Westall, Gray & Connolly, P.A. | email@example.com | 828-254-6315 | Hours: M-F 8:30am - 5pm
When we meet with homeowners, business owners, and contractors or service providers from all over Asheville, Buncombe, and Western North Carolina, one of the most frequent issues discussed are disputes about work performed
Quite often we see a similar fact pattern. First, the homeowner calls the contractor to work on the house or a local business. The contractor and homeowner either fail to sign a contract, or an unplanned event either changes the contract or requires work that the original contract did not cover. The contractor then begins this additional work.
Months later, a disagreement arises between the two parties about what work was to be performed and at what costs.
Homeowner and business owners can become unsatisfied with the work of the contractor. The reasons can be many, such as the contractor did not finish the work, or did not perform it in a quality workmanlike manner. However, the contractor is still billing the homeowner and expects payment.
Other times, the shoe is on the other foot. The contractor has completed all of the work according to the homeowner's request, but the homeowner believes there is more work to be done or that the contractor damaged part of the home or business, and demands that the contractor pay for the rest of the work or repairs, all while refusing to pay the contractor.
The easiest way to prevent these disputes, or quell them early, is to keep excellent notes and records.
Homeowners and business owners should keep a copy of all contracts. They should also take notes of the dates the contractor showed up, the work or services the contractor performed on those dates, as well as any payments given to the contractor.
Contractors and service providers should keep files that contain the signed contract between their business and the homeowner or business owner. That file should also contain notes of the employees that visited the home or business, the work performed on those dates, communications from the client, lists of materials sold to the owner, notations of bills provided and payments received.

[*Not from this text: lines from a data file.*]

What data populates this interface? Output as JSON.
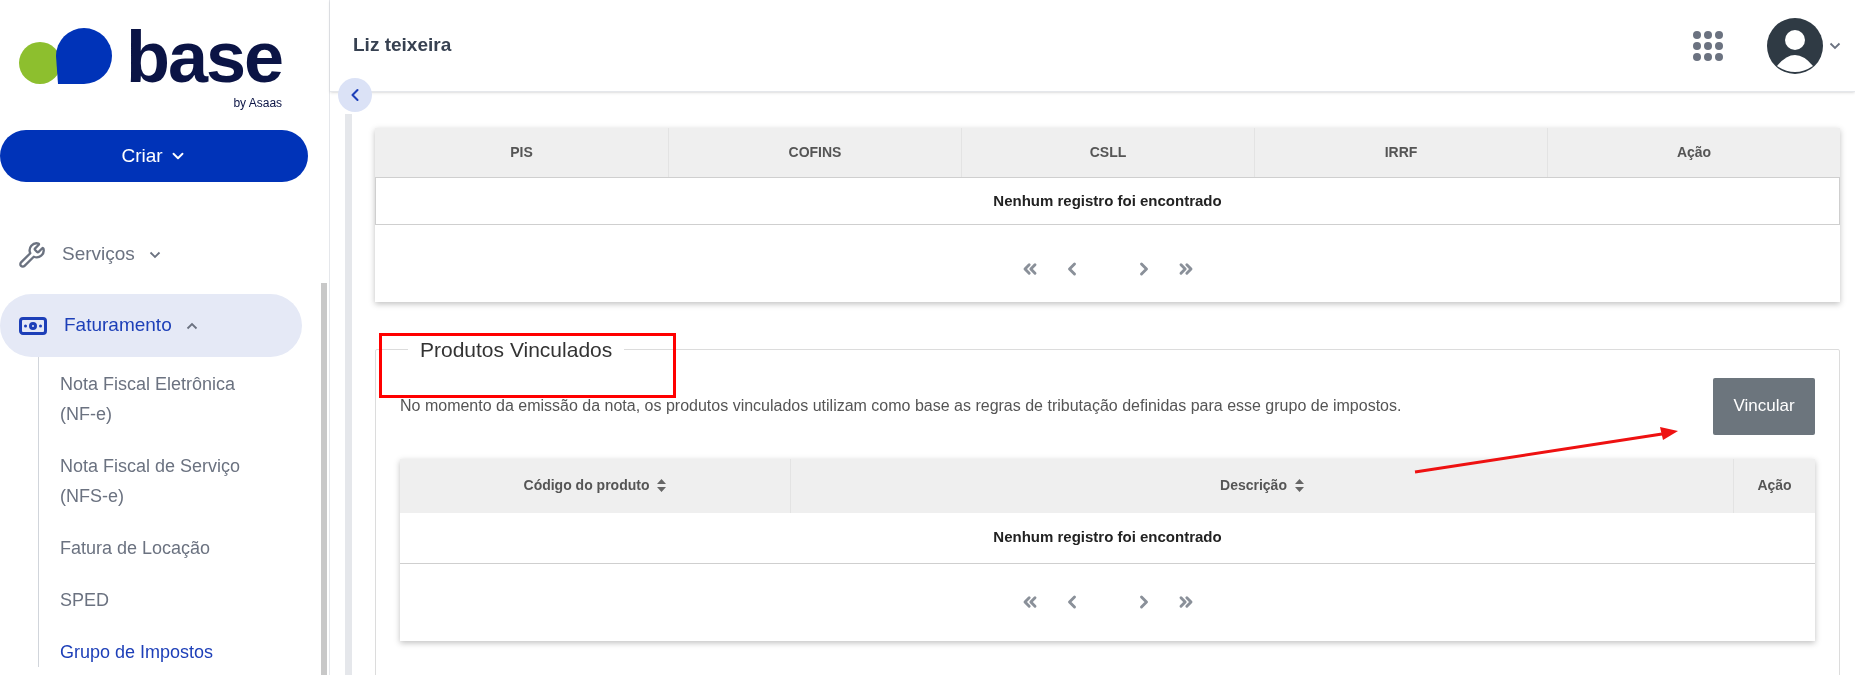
{
  "logo": {
    "name": "base",
    "tagline": "by Asaas"
  },
  "sidebar": {
    "create_button": "Criar",
    "items": [
      {
        "label": "Serviços",
        "kind": "wrench",
        "expanded": false,
        "selected": false
      },
      {
        "label": "Faturamento",
        "kind": "money",
        "expanded": true,
        "selected": true,
        "children": [
          {
            "label": "Nota Fiscal Eletrônica (NF-e)",
            "selected": false
          },
          {
            "label": "Nota Fiscal de Serviço (NFS-e)",
            "selected": false
          },
          {
            "label": "Fatura de Locação",
            "selected": false
          },
          {
            "label": "SPED",
            "selected": false
          },
          {
            "label": "Grupo de Impostos",
            "selected": true
          }
        ]
      }
    ]
  },
  "header": {
    "user_name": "Liz teixeira"
  },
  "taxes_table": {
    "columns": [
      "PIS",
      "COFINS",
      "CSLL",
      "IRRF",
      "Ação"
    ],
    "empty_message": "Nenhum registro foi encontrado"
  },
  "linked_products": {
    "title": "Produtos Vinculados",
    "description": "No momento da emissão da nota, os produtos vinculados utilizam como base as regras de tributação definidas para esse grupo de impostos.",
    "button": "Vincular",
    "table": {
      "columns": [
        {
          "label": "Código do produto",
          "sortable": true
        },
        {
          "label": "Descrição",
          "sortable": true
        },
        {
          "label": "Ação",
          "sortable": false
        }
      ],
      "empty_message": "Nenhum registro foi encontrado"
    }
  }
}
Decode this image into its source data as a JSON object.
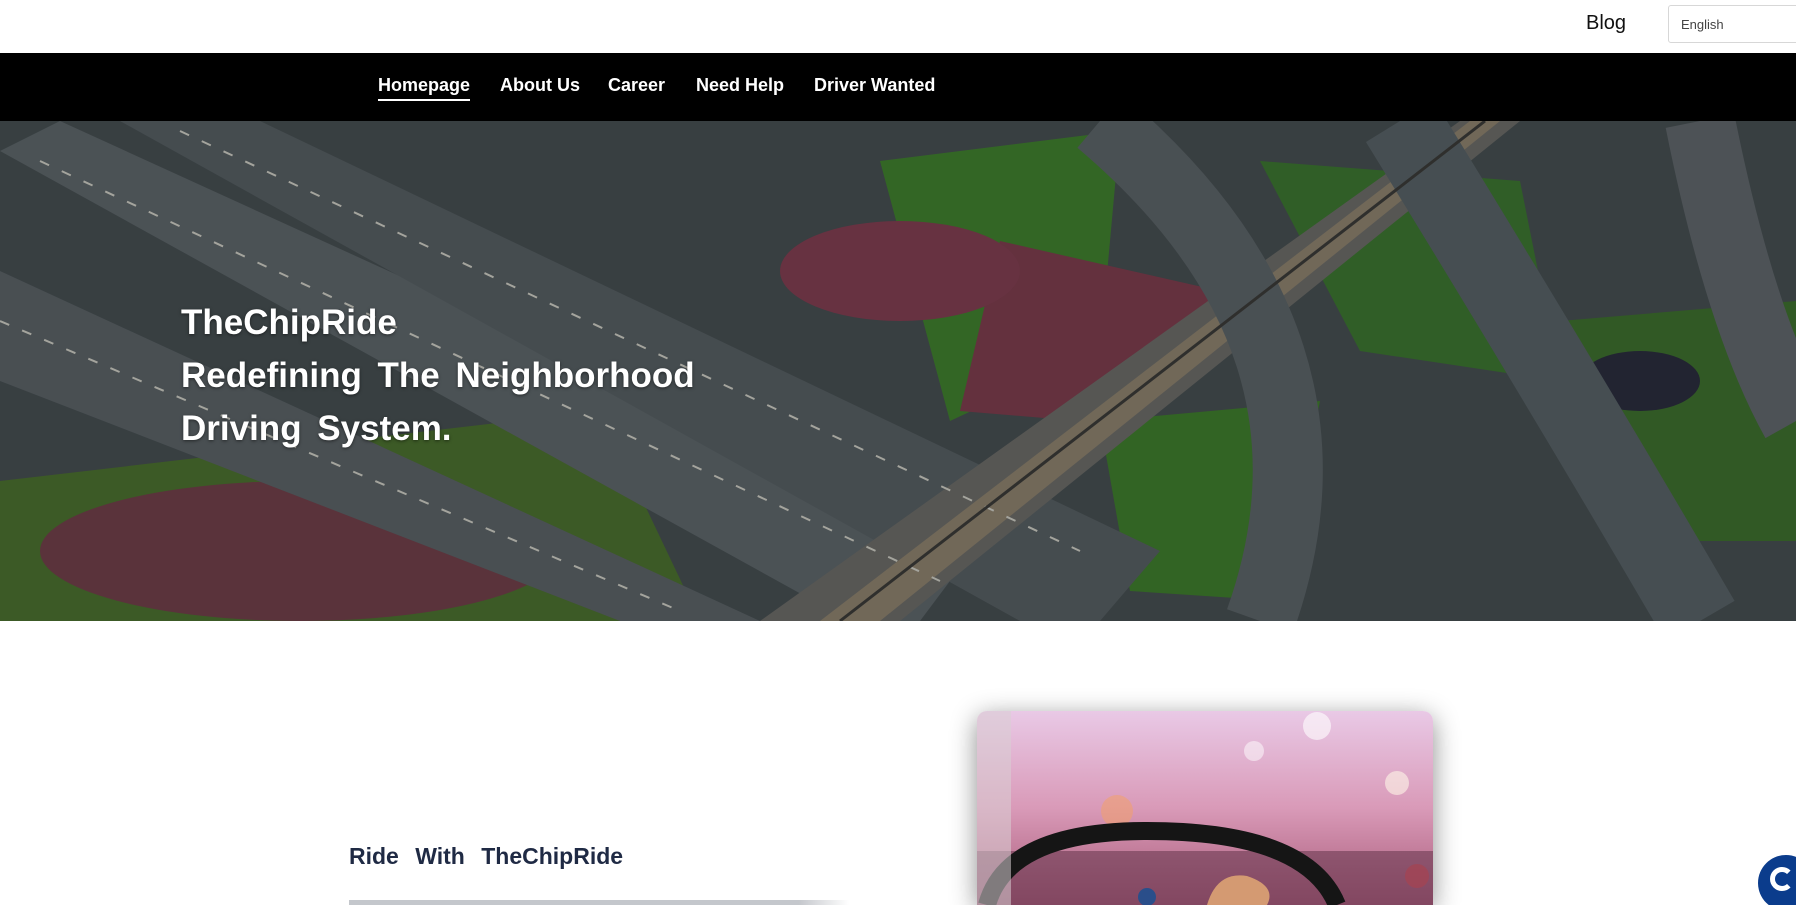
{
  "topbar": {
    "blog_label": "Blog",
    "language_selected": "English"
  },
  "nav": {
    "items": [
      {
        "label": "Homepage",
        "active": true
      },
      {
        "label": "About Us",
        "active": false
      },
      {
        "label": "Career",
        "active": false
      },
      {
        "label": "Need Help",
        "active": false
      },
      {
        "label": "Driver Wanted",
        "active": false
      }
    ]
  },
  "hero": {
    "line1": "TheChipRide",
    "line2": "Redefining The Neighborhood",
    "line3": "Driving System."
  },
  "intro": {
    "title": "Ride With TheChipRide"
  },
  "colors": {
    "nav_bg": "#000000",
    "heading": "#1f2a44",
    "chat": "#0b3c8c"
  },
  "icons": {
    "chat": "chat-bubble-icon"
  }
}
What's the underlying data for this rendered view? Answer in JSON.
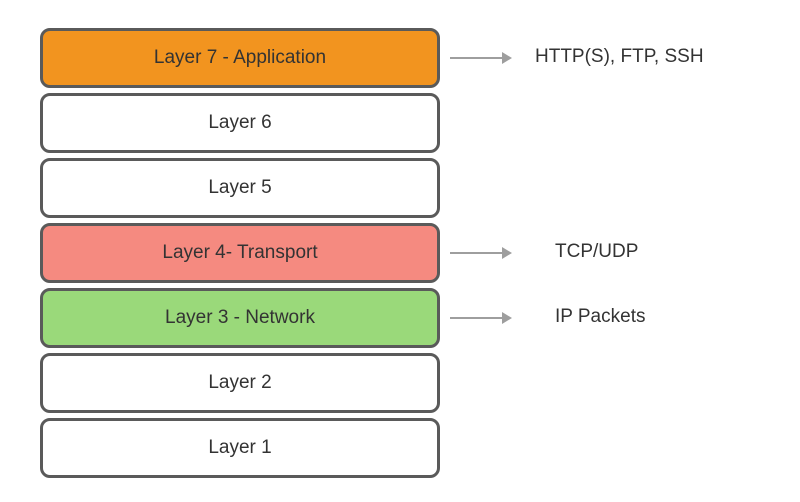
{
  "layers": [
    {
      "label": "Layer 7 - Application",
      "color": "orange",
      "note": "HTTP(S), FTP, SSH"
    },
    {
      "label": "Layer 6",
      "color": "",
      "note": ""
    },
    {
      "label": "Layer 5",
      "color": "",
      "note": ""
    },
    {
      "label": "Layer 4- Transport",
      "color": "red",
      "note": "TCP/UDP"
    },
    {
      "label": "Layer 3 - Network",
      "color": "green",
      "note": "IP Packets"
    },
    {
      "label": "Layer 2",
      "color": "",
      "note": ""
    },
    {
      "label": "Layer 1",
      "color": "",
      "note": ""
    }
  ]
}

Whenever contractors have any questions about what they have been hired to do, or the work order has changed, the contractor should seek clarification by sending a letter to the client stating the work the contractor plans to do, and ask the client to respond if they feel the letter is not in line with his or her requests